- Excessive checking (re-checking that the door is locked, that the oven is off)
- Excessive washing and/or cleaning
- Repeating actions until they are “just right” or starting things over again
- Ordering or arranging things
- Mental compulsions (excessive praying, mental reviewing)
- Frequent confessing or apologizing
- Saying lucky words or numbers
- Excessive reassurance seeking (e.g., always asking, “Are you sure I’m going to be okay?”)
Post-Traumatic Stress Disorder (PTSD) is a mental health diagnosis. Acute PTSD can sometimes occur after a child experiences violence (or a threat of violence), injury, harm, or suddenly loses someone close to them. It can occur shortly after the event, or even years later. Often, people with PTSD experience “flashbacks” of the traumatic event, nightmares. Acute PTSD varies from Chronic PTSD because it typically has an identifiable root cause or event.
Chronic PTSD is different in that a child begins to have distorted thoughts in order to survive a situation, such as living in abject poverty, homelessness, ongoing abuse, or living with a family member who has an addiction. Any of these can bring about distorted thinking, which in the moment can be a coping strategy, but when they transition into a healthy life circumstance these thinking errors can be so engrained that it takes a long time to recover.
According to the CDC, symptoms of PTSD in children may include:
- Reliving the event over and over in thought or in play
- Nightmares and sleep problems
- Becoming very upset when something causes memories of the event
- Lack of positive emotions
- Intense ongoing fear or sadness
- Irritability and angry outbursts
- Constantly looking for possible threats, being easily startled
- Acting helpless, hopeless or withdrawn
- Denying that the event happened or feeling numb
- Avoiding places or people associated with the event
Helping Your Child Cope with Anxiety
If any of these symptoms sound familiar, consider talking with your child about how he or she feels.
- Make a plan together to work through transitions.
- Slip notes of affirmation into the lunchbox of left on the pillow.
- Help your child reframe their anxious thoughts into positive ones.
- Remind your child of any changes coming in the normal routine.

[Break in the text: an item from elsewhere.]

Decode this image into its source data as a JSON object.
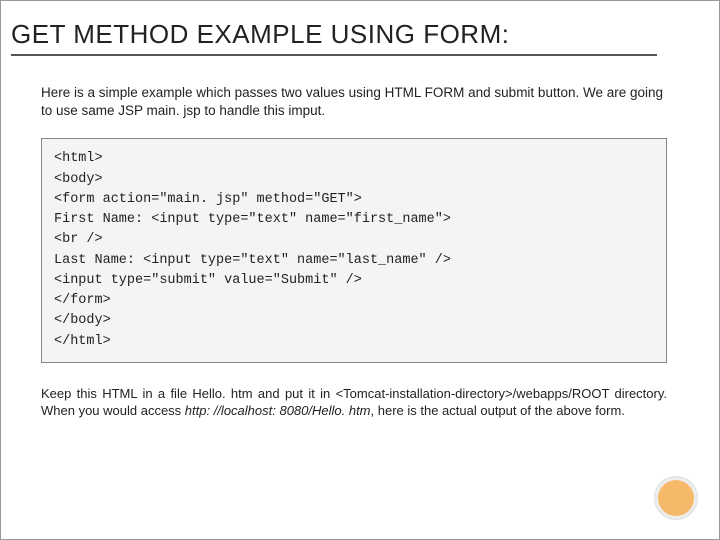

- Compliment any and all progress.
- Talk to your school counselor or your pediatrician as a resource or referral source for support, counseling, or therapy.